|IICA has published the “Atlas de los biocombustibles líquidos 2020-2021,” an accurate, reliable and detailed information tool on the main biofuel variables.|
|Cover of the Atlas de los biocombustibles líquidos 2020-2021.|
|San Jose, 16 September 2021 (IICA).Liquid biofuels have become an important tool for the decarbonization of land transport, and it is the agricultural sector that provides the basic raw materials for the processing and production of these more environmentally friendly biological fuels.|
The production and consumption of liquid biofuels—acknowledged as an option for transitioning toward clean energy—fell significantly in 2020, due to mobility restrictions and the contraction of economic activity.
However, data for the first half of 2021 points to a sharp recovery, bearing in mind that the production and consumption of liquid biofuels increased elevenfold between 2000 and 2019.
According to the Atlas de los biocombustibles líquidos 2020-2021, published recently by the Inter-American Institute for Cooperation on Agriculture (IICA), the raw materials most used to produce biodiesel in 2020 were vegetable oils, with palm (32%), soybean (26%) and rapeseed (15%) oils leading the way.
The remaining 27% was produced utilizing other raw materials, such as used vegetable oils, animal fats and other virgin vegetable oils, including sunflower oil. Maize and sugarcane were the principal raw materials used to produce bioethanol, accounting for 63% and 30% of the total, respectively.
Thus, biodiesel is produced from biological raw materials to replace petroleum diesel, and bioethanol to replace petroleum gasoline.
This year, the easing of the vehicle mobility restrictions introduced in 2020 has stimulated the aggregate consumption of liquid biofuels, with positive effects observed in the European Union, the U.S., Indonesia, India and Argentina.
As a result, various scenarios suggest there will be a five to eight percent increase in global consumption in 2021 compared to 2020.
Increased consumption of biofuels has been driven by the framing of public policies authorizing—and, in many cases, promoting—their use.
One of the most commonly used instruments are compulsory quotas, known as “biofuel use mandates”.

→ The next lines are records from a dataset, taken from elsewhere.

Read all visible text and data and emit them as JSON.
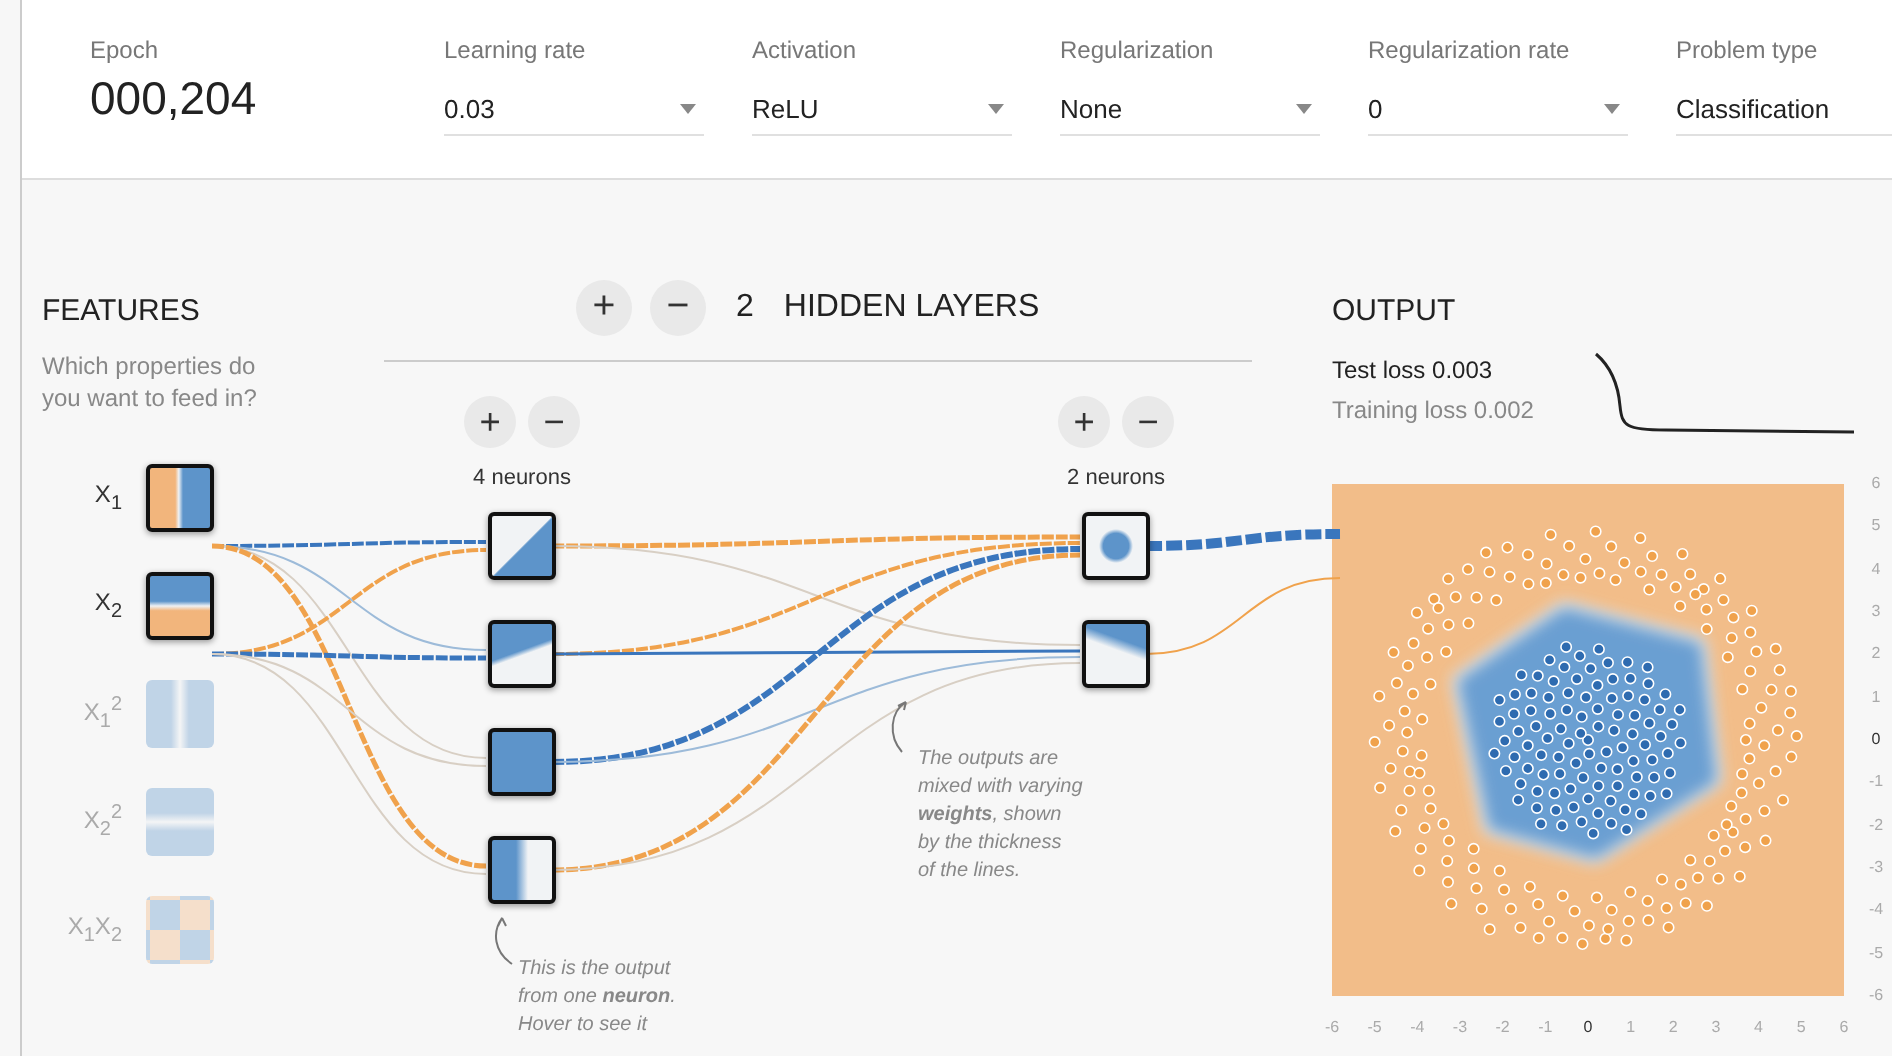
{
  "controls": [
    {
      "kind": "counter",
      "label": "Epoch",
      "value": "000,204"
    },
    {
      "kind": "dropdown",
      "label": "Learning rate",
      "value": "0.03"
    },
    {
      "kind": "dropdown",
      "label": "Activation",
      "value": "ReLU"
    },
    {
      "kind": "dropdown",
      "label": "Regularization",
      "value": "None"
    },
    {
      "kind": "dropdown",
      "label": "Regularization rate",
      "value": "0"
    },
    {
      "kind": "dropdown",
      "label": "Problem type",
      "value": "Classification"
    }
  ],
  "features": {
    "title": "FEATURES",
    "description": "Which properties do you want to feed in?",
    "inputs": [
      {
        "label": "X$_{1}$",
        "selected": true,
        "kind": "vertical"
      },
      {
        "label": "X$_{2}$",
        "selected": true,
        "kind": "horizontal"
      },
      {
        "label": "X$_{1}$$^{2}$",
        "selected": false,
        "kind": "vertical-band"
      },
      {
        "label": "X$_{2}$$^{2}$",
        "selected": false,
        "kind": "horizontal-band"
      },
      {
        "label": "X$_{1}$X$_{2}$",
        "selected": false,
        "kind": "checker"
      }
    ]
  },
  "hidden_layers": {
    "add": "+",
    "remove": "−",
    "count": "2",
    "title": "HIDDEN LAYERS",
    "layers": [
      {
        "add": "+",
        "remove": "−",
        "label": "4 neurons",
        "neurons": [
          {
            "kind": "diagonal"
          },
          {
            "kind": "top-wedge"
          },
          {
            "kind": "solid"
          },
          {
            "kind": "left-band"
          }
        ]
      },
      {
        "add": "+",
        "remove": "−",
        "label": "2 neurons",
        "neurons": [
          {
            "kind": "blob"
          },
          {
            "kind": "top-corner"
          }
        ]
      }
    ]
  },
  "notes": [
    {
      "lines": [
        "This is the output",
        "from one **neuron**.",
        "Hover to see it"
      ]
    },
    {
      "lines": [
        "The outputs are",
        "mixed with varying",
        "**weights**, shown",
        "by the thickness",
        "of the lines."
      ]
    }
  ],
  "output": {
    "title": "OUTPUT",
    "test_loss": "Test loss 0.003",
    "training_loss": "Training loss 0.002",
    "y_ticks": [
      "6",
      "5",
      "4",
      "3",
      "2",
      "1",
      "0",
      "-1",
      "-2",
      "-3",
      "-4",
      "-5",
      "-6"
    ],
    "x_ticks": [
      "-6",
      "-5",
      "-4",
      "-3",
      "-2",
      "-1",
      "0",
      "1",
      "2",
      "3",
      "4",
      "5",
      "6"
    ]
  }
}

In 2020, 65 countries established mandates with varying degrees of stringency and levels of compliance. Instruments of this kind are also applied in some countries at the state level, depending on the latter’s degree of decentralization.
The Americas play a prominent role in both production and consumption, and in the establishment of biofuel use mandates, especially in the southern and northern regions of the continent.
According to IICA’s international biofuel specialist, Agustín Torroba, the Atlas de los biocombustibles líquidos 2020-2021 is an important tool that provides government specialists and policymakers with accurate, reliable and detailed information on the main biofuel variables. This allows them to stay abreast of the latest global trends, and provides the complete information required to establish regulatory frameworks and design public policies.
Biofuels have also begun to be used in other sectors besides land transport, with aviation a case in point. For example, while biojet fuel (a biofuel that replaces fossil jet fuel) was first used commercially in 2007, its utilization increased significantly in 2020 as a result of new installed capacity. A number of countries even began discussing and implementing biofuel use mandates in this sector.
The governments of Norway and Sweden enacted legislation in support of sustainable aviation biofuels, and France is considering implementing a mandate in the short term. Other European Union (EU) member states, including Germany, the Netherlands and Spain, have also been discussing the issue, while several initiatives of the same kind are underway in the United States, and Brazil has already approved quality specifications.
Today, liquid biofuels continue to gain ground as part of the transition towards cleaner fuels, within the framework of a paradigm of mobility based on internal combustion engines.
New mobility paradigms (electromobility, hydrogen propulsion, etc.) are beginning to be developed whose wide-scale rollout will take time, while biofuels are a more environmentally sustainable alternative to fossil fuels that do not c all for major technical changes. They also make it possible to add value and diversify agricultural production, generating employment and positive economic impacts for rural producers.
The IICA publication Atlas de los biocombustibles líquidos 2020-2021 is available at